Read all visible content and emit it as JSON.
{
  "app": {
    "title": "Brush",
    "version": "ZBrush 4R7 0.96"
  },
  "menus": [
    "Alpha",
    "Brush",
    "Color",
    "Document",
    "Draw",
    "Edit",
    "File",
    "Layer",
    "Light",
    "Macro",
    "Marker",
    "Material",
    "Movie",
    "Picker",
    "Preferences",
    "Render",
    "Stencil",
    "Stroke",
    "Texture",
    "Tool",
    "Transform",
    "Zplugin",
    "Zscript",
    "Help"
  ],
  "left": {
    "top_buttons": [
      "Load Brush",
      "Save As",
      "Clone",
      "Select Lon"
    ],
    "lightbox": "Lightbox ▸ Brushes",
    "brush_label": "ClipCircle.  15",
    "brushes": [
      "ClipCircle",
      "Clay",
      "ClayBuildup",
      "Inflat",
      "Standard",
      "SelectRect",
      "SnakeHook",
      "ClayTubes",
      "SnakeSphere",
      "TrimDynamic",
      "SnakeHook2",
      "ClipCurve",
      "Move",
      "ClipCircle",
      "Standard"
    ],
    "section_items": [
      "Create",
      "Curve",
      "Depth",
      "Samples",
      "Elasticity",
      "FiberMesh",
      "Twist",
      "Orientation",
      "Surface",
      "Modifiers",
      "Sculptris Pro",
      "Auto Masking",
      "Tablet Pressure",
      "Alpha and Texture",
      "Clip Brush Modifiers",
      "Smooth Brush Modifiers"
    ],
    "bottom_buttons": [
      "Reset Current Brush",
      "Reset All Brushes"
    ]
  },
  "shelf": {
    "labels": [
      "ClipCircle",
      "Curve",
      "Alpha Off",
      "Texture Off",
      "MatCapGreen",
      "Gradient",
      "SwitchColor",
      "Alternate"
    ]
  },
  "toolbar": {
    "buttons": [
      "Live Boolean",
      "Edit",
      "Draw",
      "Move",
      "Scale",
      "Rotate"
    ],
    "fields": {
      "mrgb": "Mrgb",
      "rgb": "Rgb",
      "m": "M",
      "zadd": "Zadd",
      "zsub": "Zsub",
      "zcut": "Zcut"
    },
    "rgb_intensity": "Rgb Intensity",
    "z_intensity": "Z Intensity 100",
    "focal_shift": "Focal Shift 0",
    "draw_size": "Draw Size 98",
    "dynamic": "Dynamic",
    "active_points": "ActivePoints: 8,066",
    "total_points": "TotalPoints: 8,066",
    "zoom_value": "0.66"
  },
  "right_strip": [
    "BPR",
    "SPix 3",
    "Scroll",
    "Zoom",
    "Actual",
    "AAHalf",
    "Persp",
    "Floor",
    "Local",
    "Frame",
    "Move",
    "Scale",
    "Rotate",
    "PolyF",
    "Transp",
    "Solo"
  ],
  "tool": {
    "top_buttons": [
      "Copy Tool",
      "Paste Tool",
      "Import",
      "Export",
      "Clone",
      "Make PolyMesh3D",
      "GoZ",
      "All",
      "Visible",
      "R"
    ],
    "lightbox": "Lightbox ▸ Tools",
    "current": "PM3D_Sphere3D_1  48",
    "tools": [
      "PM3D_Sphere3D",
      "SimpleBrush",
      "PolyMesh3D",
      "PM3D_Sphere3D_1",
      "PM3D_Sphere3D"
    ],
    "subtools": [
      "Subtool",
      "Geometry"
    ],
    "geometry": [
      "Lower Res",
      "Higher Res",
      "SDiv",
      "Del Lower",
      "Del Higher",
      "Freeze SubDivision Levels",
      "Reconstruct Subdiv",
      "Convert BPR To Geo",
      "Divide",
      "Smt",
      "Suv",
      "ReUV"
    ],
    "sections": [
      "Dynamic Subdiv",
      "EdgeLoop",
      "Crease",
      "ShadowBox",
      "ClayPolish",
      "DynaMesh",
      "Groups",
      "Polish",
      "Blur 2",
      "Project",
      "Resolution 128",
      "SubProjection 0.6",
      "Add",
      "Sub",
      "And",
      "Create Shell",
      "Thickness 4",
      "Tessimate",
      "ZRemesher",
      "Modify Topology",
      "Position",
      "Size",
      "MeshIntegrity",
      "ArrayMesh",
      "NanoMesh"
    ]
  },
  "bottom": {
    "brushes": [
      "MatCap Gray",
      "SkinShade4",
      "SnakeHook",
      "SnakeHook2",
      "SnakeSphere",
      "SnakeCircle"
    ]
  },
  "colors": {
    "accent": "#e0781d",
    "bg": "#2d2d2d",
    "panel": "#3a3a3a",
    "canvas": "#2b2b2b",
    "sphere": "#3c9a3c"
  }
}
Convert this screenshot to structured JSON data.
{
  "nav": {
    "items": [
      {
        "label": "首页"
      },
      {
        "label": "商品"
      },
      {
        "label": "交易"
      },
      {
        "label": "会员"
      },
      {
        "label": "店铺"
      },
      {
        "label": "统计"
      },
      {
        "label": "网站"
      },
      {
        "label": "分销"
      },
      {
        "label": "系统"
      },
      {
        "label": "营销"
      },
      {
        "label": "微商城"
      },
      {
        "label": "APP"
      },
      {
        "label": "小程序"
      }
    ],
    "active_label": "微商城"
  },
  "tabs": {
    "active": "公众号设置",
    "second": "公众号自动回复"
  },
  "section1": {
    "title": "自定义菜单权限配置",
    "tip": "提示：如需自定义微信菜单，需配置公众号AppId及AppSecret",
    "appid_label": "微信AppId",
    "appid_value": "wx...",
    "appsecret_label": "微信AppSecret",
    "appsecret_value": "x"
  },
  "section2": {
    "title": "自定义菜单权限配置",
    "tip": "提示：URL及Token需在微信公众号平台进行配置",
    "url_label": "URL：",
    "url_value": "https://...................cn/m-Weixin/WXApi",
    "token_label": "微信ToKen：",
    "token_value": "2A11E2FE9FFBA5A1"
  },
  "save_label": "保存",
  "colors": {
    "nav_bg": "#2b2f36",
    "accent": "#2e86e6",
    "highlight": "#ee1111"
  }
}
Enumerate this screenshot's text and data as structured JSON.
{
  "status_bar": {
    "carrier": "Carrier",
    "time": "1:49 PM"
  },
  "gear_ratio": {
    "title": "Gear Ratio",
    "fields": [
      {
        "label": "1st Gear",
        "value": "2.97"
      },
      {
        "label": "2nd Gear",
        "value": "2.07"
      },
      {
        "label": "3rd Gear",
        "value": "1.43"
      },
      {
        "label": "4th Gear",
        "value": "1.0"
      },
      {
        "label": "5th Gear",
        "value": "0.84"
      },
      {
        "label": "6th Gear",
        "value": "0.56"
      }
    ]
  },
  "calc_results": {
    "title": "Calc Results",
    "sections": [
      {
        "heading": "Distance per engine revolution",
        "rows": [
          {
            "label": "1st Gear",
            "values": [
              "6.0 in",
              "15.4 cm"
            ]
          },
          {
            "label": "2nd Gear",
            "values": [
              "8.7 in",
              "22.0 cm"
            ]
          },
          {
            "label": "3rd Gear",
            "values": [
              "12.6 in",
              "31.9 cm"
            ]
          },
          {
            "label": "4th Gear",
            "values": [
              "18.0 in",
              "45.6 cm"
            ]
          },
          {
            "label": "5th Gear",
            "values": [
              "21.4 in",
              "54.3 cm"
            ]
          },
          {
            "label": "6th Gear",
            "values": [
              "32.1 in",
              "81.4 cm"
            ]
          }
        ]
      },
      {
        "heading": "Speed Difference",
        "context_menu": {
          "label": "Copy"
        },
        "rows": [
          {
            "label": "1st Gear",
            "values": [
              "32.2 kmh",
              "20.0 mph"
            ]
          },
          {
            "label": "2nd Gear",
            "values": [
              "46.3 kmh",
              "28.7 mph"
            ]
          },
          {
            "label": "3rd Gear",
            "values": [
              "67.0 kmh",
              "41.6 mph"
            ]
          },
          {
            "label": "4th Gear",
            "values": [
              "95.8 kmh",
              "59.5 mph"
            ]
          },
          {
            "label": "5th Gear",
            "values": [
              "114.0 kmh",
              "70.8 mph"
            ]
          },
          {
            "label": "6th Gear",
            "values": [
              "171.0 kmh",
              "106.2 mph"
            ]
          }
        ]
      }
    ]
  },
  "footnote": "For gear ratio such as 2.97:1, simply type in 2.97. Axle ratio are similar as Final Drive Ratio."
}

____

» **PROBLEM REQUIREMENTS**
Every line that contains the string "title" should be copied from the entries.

» **WORKED SOLUTION**
    "title": "Brush",
    "title": "自定义菜单权限配置",
    "title": "自定义菜单权限配置",
    "title": "Gear Ratio",
    "title": "Calc Results",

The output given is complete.